Even though it was still a little fake, people rallied around finsta because it felt intimate. You were getting a peak behind the curtain, getting to know your friends on a deeper level while still meeting in a virtual space.
And that’s exactly why Spotify Wrapped is so exciting — there’s no hiding.
Spotify Wrapped originally debuted as “Year in Music” in 2015, offering listeners a playlist based on their listening data over the last year. For perspective, here is what Instagram looked like in 2015 (pictured right)
2015 was also the first year that Instagram debuted instant messaging (Instagram Direct,) the ability to have your pictures in portrait OR landscape mode, and of course, the Boomerang feature. There still weren’t Instagram stories yet, that was 2016.
These features were major steps in Instagram making a name for themselves in the social-media-verse, eventually making their way to the most popular app in 2022. And while Instagram can absolutely be used in positive ways, making spaces for true art and connection, it is hard to look away from the harm that immersing yourself in the platform can cause as edited content takes up a large space.
Editing photos, even editing selfies, isn’t always a bad thing. You can do what you want with your posts, and it can be fun to try different filters and settings both inside the app and not. However, it is hard to ignore that editing selfies and other posts can skew harmful, and cause a dissociation between what is achievable and what is not. Influencers in a 2019 report admitted that their job is affecting their mental health, and those consuming their content continue to struggle with theirs.
Not to mention that people actively posting on Instagram have a tendency to skew to the “highlight reel” mentality. The platform has an incredible power to be a digital scrapbook of memories to look back on — but this means that days spent laying in bed are often omitted from the feed in favor of a vacation post. This assists in altering our perception of attainability as we watch what looks like an endless parade of fancy dinners and trips from our own bedrooms.
On Spotify Wrapped day, Instagram has an entirely different energy. It takes effort to find an Instagram story NOT sharing at least one piece of their Wrapped, if not the whole thing. This is the most genuine content that we come across anymore, and all at once. Your friends post a Wrapped with a song you showed them, or an artist from a concert you saw together. Someone you don’t know that well posts one of your favorite bands and it brings you together. A podcast you love posts their top podcasts, and you find more to learn and grow with. Your partner posts a Wrapped with your song in the top 5. Your whole feed is celebrating their authentic selves, and you are baring your soul with them.
And I mean, of course it’s authentic:
But hey… you can’t fib data.
And if you’re one of the people who leaves their Spotify on all night to try and fib that data — you’re probably blocked from my Instagram.

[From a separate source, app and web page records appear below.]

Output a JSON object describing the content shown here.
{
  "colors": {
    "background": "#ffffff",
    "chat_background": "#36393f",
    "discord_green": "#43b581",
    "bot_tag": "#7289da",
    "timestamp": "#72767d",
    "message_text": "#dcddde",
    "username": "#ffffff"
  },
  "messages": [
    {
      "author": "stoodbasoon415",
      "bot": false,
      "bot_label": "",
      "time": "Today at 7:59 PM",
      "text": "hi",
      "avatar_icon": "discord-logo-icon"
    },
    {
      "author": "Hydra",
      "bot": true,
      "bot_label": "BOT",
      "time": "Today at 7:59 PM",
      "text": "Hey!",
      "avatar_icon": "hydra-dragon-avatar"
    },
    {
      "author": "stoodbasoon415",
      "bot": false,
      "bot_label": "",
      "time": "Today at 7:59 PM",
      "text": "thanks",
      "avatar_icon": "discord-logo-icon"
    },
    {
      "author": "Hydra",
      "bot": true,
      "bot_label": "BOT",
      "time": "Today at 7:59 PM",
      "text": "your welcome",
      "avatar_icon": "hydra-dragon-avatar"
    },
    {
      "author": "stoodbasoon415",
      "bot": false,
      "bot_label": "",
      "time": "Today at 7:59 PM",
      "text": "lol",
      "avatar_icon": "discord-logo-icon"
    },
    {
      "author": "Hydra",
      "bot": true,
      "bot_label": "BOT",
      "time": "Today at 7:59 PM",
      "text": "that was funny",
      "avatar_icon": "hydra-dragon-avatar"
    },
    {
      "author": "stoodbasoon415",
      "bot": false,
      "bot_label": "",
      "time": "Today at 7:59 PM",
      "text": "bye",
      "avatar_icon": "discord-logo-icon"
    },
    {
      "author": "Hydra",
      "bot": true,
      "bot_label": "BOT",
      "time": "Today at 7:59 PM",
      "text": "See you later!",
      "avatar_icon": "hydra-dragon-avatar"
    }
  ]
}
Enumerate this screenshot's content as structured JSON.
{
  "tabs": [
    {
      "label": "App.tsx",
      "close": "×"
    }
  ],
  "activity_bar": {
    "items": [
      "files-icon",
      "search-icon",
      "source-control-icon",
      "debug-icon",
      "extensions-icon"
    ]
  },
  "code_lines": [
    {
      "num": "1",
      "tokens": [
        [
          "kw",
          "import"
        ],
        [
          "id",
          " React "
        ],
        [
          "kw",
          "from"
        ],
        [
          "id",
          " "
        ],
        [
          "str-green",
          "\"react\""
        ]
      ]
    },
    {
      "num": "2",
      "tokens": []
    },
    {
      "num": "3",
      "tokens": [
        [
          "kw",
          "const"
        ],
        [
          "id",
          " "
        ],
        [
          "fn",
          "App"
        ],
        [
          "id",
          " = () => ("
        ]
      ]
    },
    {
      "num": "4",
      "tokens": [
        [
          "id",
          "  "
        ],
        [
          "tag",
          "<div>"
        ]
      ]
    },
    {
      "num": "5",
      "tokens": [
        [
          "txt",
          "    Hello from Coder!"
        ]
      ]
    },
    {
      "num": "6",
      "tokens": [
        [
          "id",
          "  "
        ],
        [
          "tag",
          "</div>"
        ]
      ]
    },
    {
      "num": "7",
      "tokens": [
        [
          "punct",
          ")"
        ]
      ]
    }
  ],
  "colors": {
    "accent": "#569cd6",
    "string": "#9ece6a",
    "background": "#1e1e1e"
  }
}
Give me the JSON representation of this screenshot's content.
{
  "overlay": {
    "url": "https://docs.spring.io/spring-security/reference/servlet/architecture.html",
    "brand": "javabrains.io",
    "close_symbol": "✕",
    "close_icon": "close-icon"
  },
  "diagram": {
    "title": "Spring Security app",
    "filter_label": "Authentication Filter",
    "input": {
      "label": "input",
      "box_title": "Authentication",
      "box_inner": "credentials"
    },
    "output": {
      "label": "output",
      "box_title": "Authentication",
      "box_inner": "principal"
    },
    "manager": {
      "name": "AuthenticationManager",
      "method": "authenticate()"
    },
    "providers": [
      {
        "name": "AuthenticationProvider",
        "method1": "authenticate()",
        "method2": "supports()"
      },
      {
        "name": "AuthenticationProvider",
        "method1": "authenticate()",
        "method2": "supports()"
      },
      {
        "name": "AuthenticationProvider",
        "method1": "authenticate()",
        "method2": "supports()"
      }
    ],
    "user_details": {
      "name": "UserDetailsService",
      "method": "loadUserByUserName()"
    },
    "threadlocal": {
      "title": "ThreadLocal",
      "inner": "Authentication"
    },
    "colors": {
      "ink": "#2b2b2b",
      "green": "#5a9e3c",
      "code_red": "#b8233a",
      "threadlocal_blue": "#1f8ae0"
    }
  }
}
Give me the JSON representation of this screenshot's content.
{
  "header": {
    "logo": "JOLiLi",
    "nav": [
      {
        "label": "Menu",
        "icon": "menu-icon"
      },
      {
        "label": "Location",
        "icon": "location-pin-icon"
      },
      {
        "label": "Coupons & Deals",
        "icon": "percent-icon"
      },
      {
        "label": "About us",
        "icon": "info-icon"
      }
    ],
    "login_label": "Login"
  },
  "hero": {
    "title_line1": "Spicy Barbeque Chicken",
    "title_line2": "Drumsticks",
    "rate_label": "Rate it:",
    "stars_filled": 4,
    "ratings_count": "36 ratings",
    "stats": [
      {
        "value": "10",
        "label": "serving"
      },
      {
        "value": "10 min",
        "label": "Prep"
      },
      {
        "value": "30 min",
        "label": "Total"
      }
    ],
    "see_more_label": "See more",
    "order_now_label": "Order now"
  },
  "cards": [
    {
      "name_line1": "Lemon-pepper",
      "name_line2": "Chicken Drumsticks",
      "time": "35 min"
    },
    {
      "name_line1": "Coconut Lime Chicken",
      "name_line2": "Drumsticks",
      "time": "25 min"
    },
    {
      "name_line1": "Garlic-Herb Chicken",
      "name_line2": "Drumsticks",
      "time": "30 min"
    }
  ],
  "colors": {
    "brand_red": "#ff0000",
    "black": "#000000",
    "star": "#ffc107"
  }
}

Hannah is an accidental internet meme, drummer, loud talker, and proud owner of a purse that functions as a working analog clock. She got the media writer gene from her dad, PF Wilson, another writer for Pop Culture Beast. Her favorite bands come and go on a seasonal rotation, but Marina & The Diamonds and Say Anything are here to say. She’s probably watching The Grand Budapest Hotel right now, but if she isn’t, she’s out photographing rock concerts.